Alexis Kouwenhoven has answered the call to drive lasting, impactful change, and her Gold Award is a testament to her remarkable dedication to improving her community and the world. The Gold Award is the mark of the truly remarkable.
About the Girl Scout Gold Award
- Gold Award Girl Scouts on average spend one to two years on their project.
- A Gold Award project must be sustainable after the girl’s involvement ends.
- The average age of Gold Award Girl Scouts is 17.
- Since 1916, more than 1 million girls have earned the Gold Award or its equivalent.
- Gold Award Girl Scouts are entitled to enlist at a higher pay grade when they join the military.
- University research indicates that noting you are a Gold Award Girl Scout on a college application is influential in the admissions decision-making process.
- Twelve young women from New Hampshire and Vermont earned their Gold Award in the 2018-19 membership year as part of Girl Scouts of the Green and White Mountains.
- The Girl Scout Gold Award is the mark of the truly remarkable!

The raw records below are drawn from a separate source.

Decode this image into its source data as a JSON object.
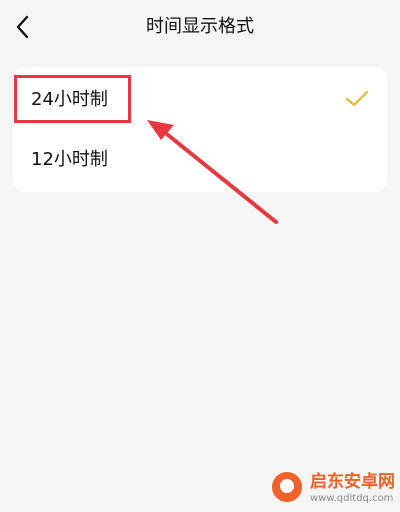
{
  "header": {
    "title": "时间显示格式",
    "back_icon": "chevron-left-icon"
  },
  "options": [
    {
      "label": "24小时制",
      "selected": true
    },
    {
      "label": "12小时制",
      "selected": false
    }
  ],
  "check_icon": "checkmark-icon",
  "colors": {
    "background": "#f5f5f5",
    "card": "#ffffff",
    "check": "#f0b52f",
    "annotation": "#e8383d",
    "watermark": "#f0622a"
  },
  "watermark": {
    "name": "启东安卓网",
    "url": "www.qdltdq.com"
  }
}
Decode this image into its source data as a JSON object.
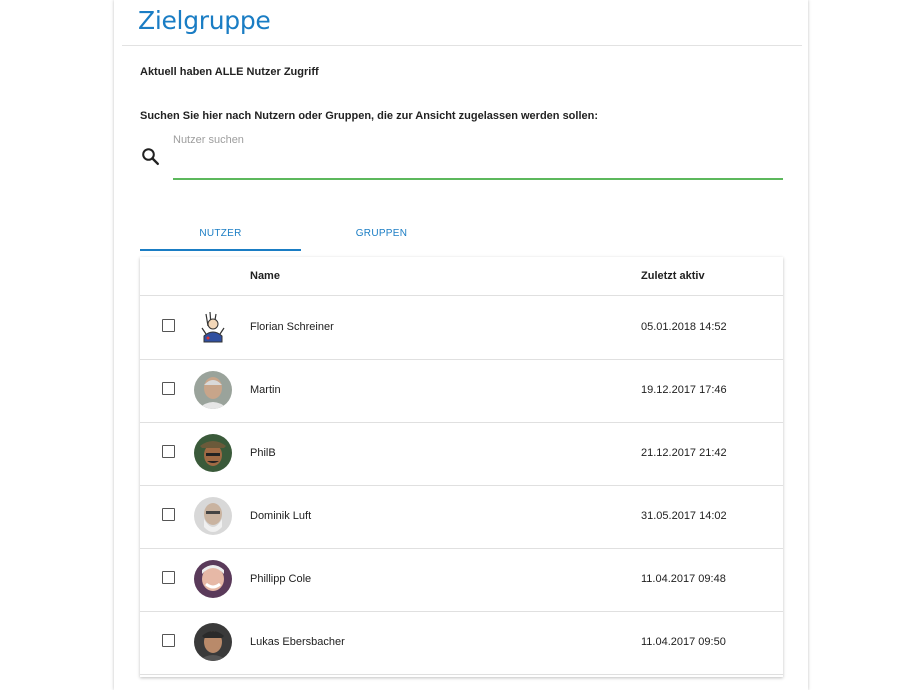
{
  "title": "Zielgruppe",
  "access_info": "Aktuell haben ALLE Nutzer Zugriff",
  "search": {
    "label": "Suchen Sie hier nach Nutzern oder Gruppen, die zur Ansicht zugelassen werden sollen:",
    "placeholder": "Nutzer suchen",
    "icon": "search-icon"
  },
  "tabs": [
    {
      "label": "NUTZER",
      "active": true
    },
    {
      "label": "GRUPPEN",
      "active": false
    }
  ],
  "table": {
    "columns": {
      "name": "Name",
      "last_active": "Zuletzt aktiv"
    },
    "rows": [
      {
        "name": "Florian Schreiner",
        "last_active": "05.01.2018 14:52"
      },
      {
        "name": "Martin",
        "last_active": "19.12.2017 17:46"
      },
      {
        "name": "PhilB",
        "last_active": "21.12.2017 21:42"
      },
      {
        "name": "Dominik Luft",
        "last_active": "31.05.2017 14:02"
      },
      {
        "name": "Phillipp Cole",
        "last_active": "11.04.2017 09:48"
      },
      {
        "name": "Lukas Ebersbacher",
        "last_active": "11.04.2017 09:50"
      }
    ]
  },
  "colors": {
    "accent": "#1a7dc4",
    "search_underline": "#5cb85c"
  }
}
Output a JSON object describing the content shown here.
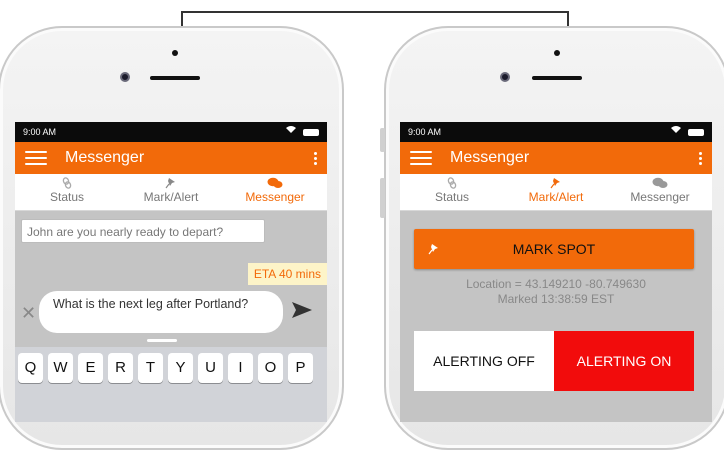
{
  "connector_title": "",
  "left_phone": {
    "status_time": "9:00 AM",
    "app_title": "Messenger",
    "tabs": [
      {
        "label": "Status",
        "icon": "link-icon",
        "active": false
      },
      {
        "label": "Mark/Alert",
        "icon": "pushpin-icon",
        "active": false
      },
      {
        "label": "Messenger",
        "icon": "chat-bubbles-icon",
        "active": true
      }
    ],
    "incoming_message": "John are you nearly ready to depart?",
    "outgoing_message": "ETA 40 mins",
    "compose_text": "What is the next leg after Portland?",
    "keyboard_keys": [
      "Q",
      "W",
      "E",
      "R",
      "T",
      "Y",
      "U",
      "I",
      "O",
      "P"
    ]
  },
  "right_phone": {
    "status_time": "9:00 AM",
    "app_title": "Messenger",
    "tabs": [
      {
        "label": "Status",
        "icon": "link-icon",
        "active": false
      },
      {
        "label": "Mark/Alert",
        "icon": "pushpin-icon",
        "active": true
      },
      {
        "label": "Messenger",
        "icon": "chat-bubbles-icon",
        "active": false
      }
    ],
    "mark_button": "MARK SPOT",
    "location_line": "Location = 43.149210 -80.749630",
    "marked_line": "Marked 13:38:59 EST",
    "alerting_off": "ALERTING OFF",
    "alerting_on": "ALERTING ON"
  },
  "colors": {
    "accent": "#f26a0a",
    "alert_red": "#f20c0c",
    "eta_bg": "#fdf4c8",
    "screen_bg": "#c4c4c4"
  }
}
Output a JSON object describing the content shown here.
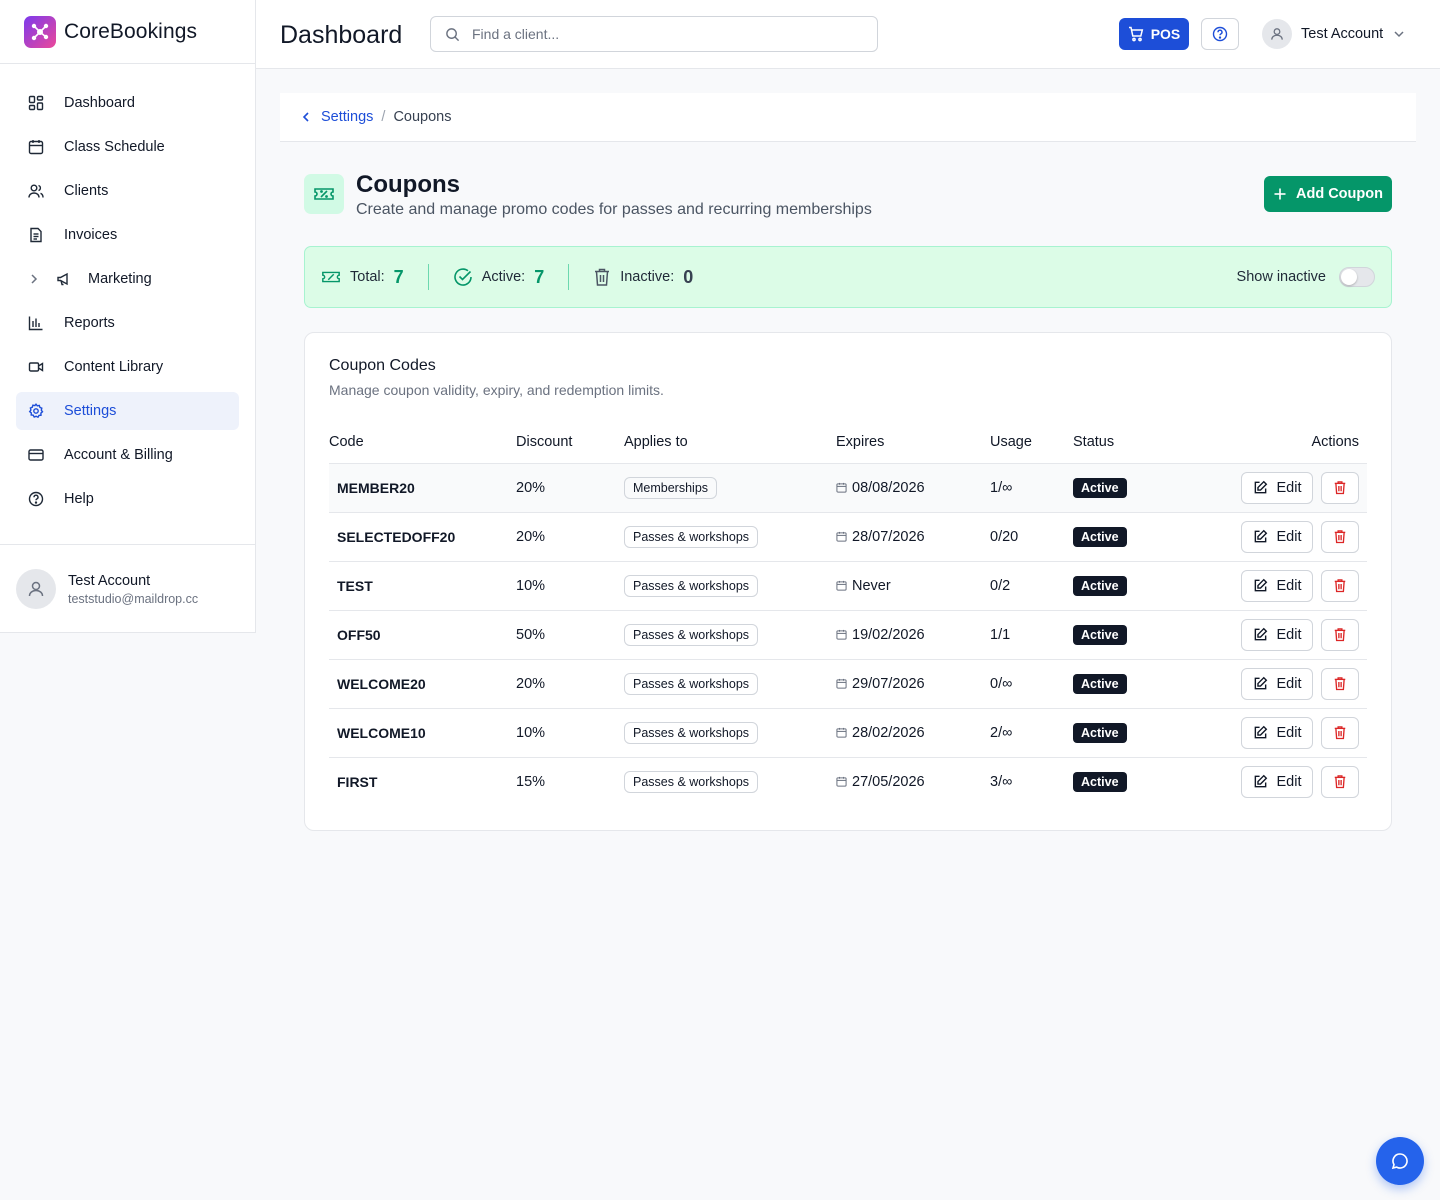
{
  "brand": {
    "name": "CoreBookings"
  },
  "sidebar": {
    "items": [
      {
        "label": "Dashboard",
        "icon": "dashboard-icon"
      },
      {
        "label": "Class Schedule",
        "icon": "calendar-icon"
      },
      {
        "label": "Clients",
        "icon": "users-icon"
      },
      {
        "label": "Invoices",
        "icon": "invoice-icon"
      },
      {
        "label": "Marketing",
        "icon": "megaphone-icon"
      },
      {
        "label": "Reports",
        "icon": "bar-chart-icon"
      },
      {
        "label": "Content Library",
        "icon": "video-icon"
      },
      {
        "label": "Settings",
        "icon": "gear-icon",
        "active": true
      },
      {
        "label": "Account & Billing",
        "icon": "credit-card-icon"
      },
      {
        "label": "Help",
        "icon": "help-circle-icon"
      }
    ],
    "user": {
      "name": "Test Account",
      "email": "teststudio@maildrop.cc"
    }
  },
  "header": {
    "title": "Dashboard",
    "search_placeholder": "Find a client...",
    "pos_label": "POS",
    "user_name": "Test Account"
  },
  "breadcrumb": {
    "parent": "Settings",
    "separator": "/",
    "current": "Coupons"
  },
  "page": {
    "title": "Coupons",
    "subtitle": "Create and manage promo codes for passes and recurring memberships",
    "add_label": "Add Coupon"
  },
  "stats": {
    "total_label": "Total:",
    "total": "7",
    "active_label": "Active:",
    "active": "7",
    "inactive_label": "Inactive:",
    "inactive": "0",
    "show_inactive_label": "Show inactive",
    "show_inactive_on": false
  },
  "card": {
    "title": "Coupon Codes",
    "subtitle": "Manage coupon validity, expiry, and redemption limits.",
    "columns": [
      "Code",
      "Discount",
      "Applies to",
      "Expires",
      "Usage",
      "Status",
      "Actions"
    ],
    "edit_label": "Edit",
    "rows": [
      {
        "code": "MEMBER20",
        "discount": "20%",
        "applies": "Memberships",
        "expires": "08/08/2026",
        "usage": "1/∞",
        "status": "Active"
      },
      {
        "code": "SELECTEDOFF20",
        "discount": "20%",
        "applies": "Passes & workshops",
        "expires": "28/07/2026",
        "usage": "0/20",
        "status": "Active"
      },
      {
        "code": "TEST",
        "discount": "10%",
        "applies": "Passes & workshops",
        "expires": "Never",
        "usage": "0/2",
        "status": "Active"
      },
      {
        "code": "OFF50",
        "discount": "50%",
        "applies": "Passes & workshops",
        "expires": "19/02/2026",
        "usage": "1/1",
        "status": "Active"
      },
      {
        "code": "WELCOME20",
        "discount": "20%",
        "applies": "Passes & workshops",
        "expires": "29/07/2026",
        "usage": "0/∞",
        "status": "Active"
      },
      {
        "code": "WELCOME10",
        "discount": "10%",
        "applies": "Passes & workshops",
        "expires": "28/02/2026",
        "usage": "2/∞",
        "status": "Active"
      },
      {
        "code": "FIRST",
        "discount": "15%",
        "applies": "Passes & workshops",
        "expires": "27/05/2026",
        "usage": "3/∞",
        "status": "Active"
      }
    ]
  },
  "colors": {
    "primary": "#1d4ed8",
    "accent_green": "#059669",
    "danger": "#dc2626",
    "stats_bg": "#dcfce7"
  }
}
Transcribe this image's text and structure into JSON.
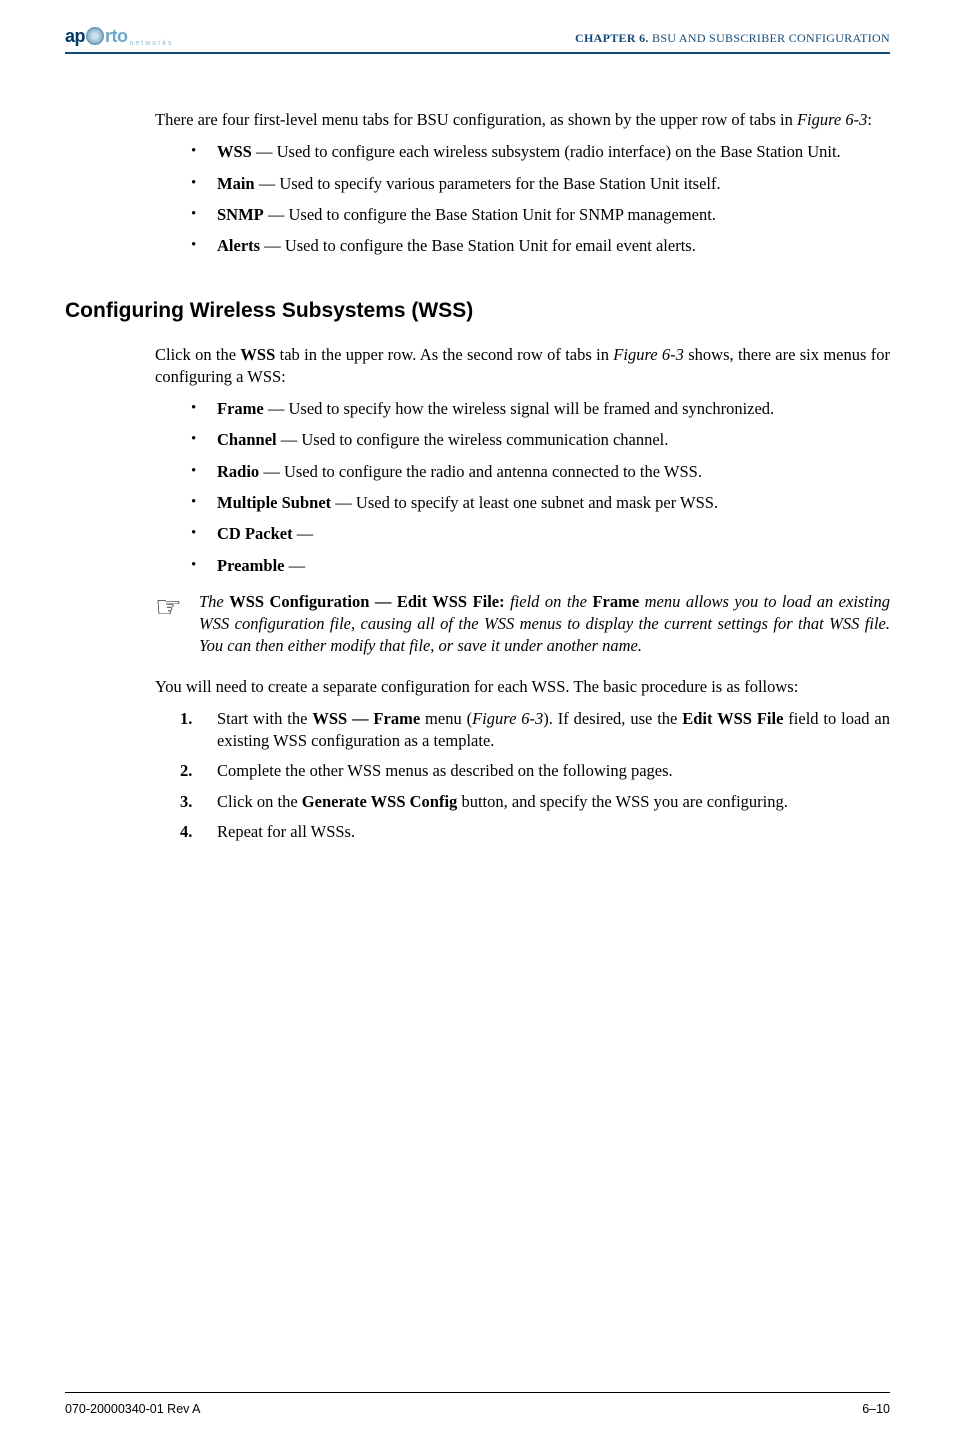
{
  "header": {
    "logo_text_a": "ap",
    "logo_text_b": "rto",
    "logo_sub": "networks",
    "chapter_prefix": "CHAPTER 6.  ",
    "chapter_title": "BSU AND SUBSCRIBER CONFIGURATION"
  },
  "intro": {
    "p1_a": "There are four first-level menu tabs for BSU configuration, as shown by the upper row of tabs in ",
    "p1_fig": "Figure 6-3",
    "p1_b": ":",
    "bullets": [
      {
        "term": "WSS",
        "desc": " — Used to configure each wireless subsystem (radio interface) on the Base Station Unit."
      },
      {
        "term": "Main",
        "desc": " — Used to specify various parameters for the Base Station Unit itself."
      },
      {
        "term": "SNMP",
        "desc": " — Used to configure the Base Station Unit for SNMP management."
      },
      {
        "term": "Alerts",
        "desc": " — Used to configure the Base Station Unit for email event alerts."
      }
    ]
  },
  "section": {
    "title": "Configuring Wireless Subsystems (WSS)",
    "p1_a": "Click on the ",
    "p1_b": "WSS",
    "p1_c": " tab in the upper row. As the second row of tabs in ",
    "p1_fig": "Figure 6-3",
    "p1_d": " shows, there are six menus for configuring a WSS:",
    "bullets": [
      {
        "term": "Frame",
        "desc": " — Used to specify how the wireless signal will be framed and synchronized."
      },
      {
        "term": "Channel",
        "desc": " — Used to configure the wireless communication channel."
      },
      {
        "term": "Radio",
        "desc": " — Used to configure the radio and antenna connected to the WSS."
      },
      {
        "term": "Multiple Subnet",
        "desc": " — Used to specify at least one subnet and mask per WSS."
      },
      {
        "term": "CD Packet",
        "desc": " — "
      },
      {
        "term": "Preamble",
        "desc": " — "
      }
    ],
    "note_a": "The ",
    "note_b": "WSS Configuration — Edit WSS File:",
    "note_c": " field on the ",
    "note_d": "Frame",
    "note_e": " menu allows you to load an existing WSS configuration file, causing all of the WSS menus to display the current settings for that WSS file. You can then either modify that file, or save it under another name.",
    "p2": "You will need to create a separate configuration for each WSS. The basic procedure is as follows:",
    "steps": [
      {
        "n": "1.",
        "a": "Start with the ",
        "b": "WSS — Frame",
        "c": " menu (",
        "fig": "Figure 6-3",
        "d": "). If desired, use the ",
        "e": "Edit WSS File",
        "f": " field to load an existing WSS configuration as a template."
      },
      {
        "n": "2.",
        "a": "Complete the other WSS menus as described on the following pages.",
        "b": "",
        "c": "",
        "fig": "",
        "d": "",
        "e": "",
        "f": ""
      },
      {
        "n": "3.",
        "a": "Click on the ",
        "b": "Generate WSS Config",
        "c": " button, and specify the WSS you are configuring.",
        "fig": "",
        "d": "",
        "e": "",
        "f": ""
      },
      {
        "n": "4.",
        "a": "Repeat for all WSSs.",
        "b": "",
        "c": "",
        "fig": "",
        "d": "",
        "e": "",
        "f": ""
      }
    ]
  },
  "footer": {
    "left": "070-20000340-01 Rev A",
    "right": "6–10"
  }
}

About Girl Scouts of the Green and White Mountains: Girl Scouts of the Green and White Mountains is recognized throughout New Hampshire and Vermont as a leading expert on girls. Our Girl Scout Leadership Experience is a one-of-a-kind leadership development program for girls, with proven results. It is based on time-tested methods and research-backed programming that helps girls take the lead—in their own lives and in the world. Through our exciting and challenging programs, Girl Scouts not only participate but also take the lead in a range of activities—from kayaking, archery, and camping, to coding, robotics, financial literacy training, and beyond! Serving more than 10,000 girls throughout New Hampshire and Vermont, girls discover the fun, friendship, and power of girls together. Visit www.girlscoutsgwm.org.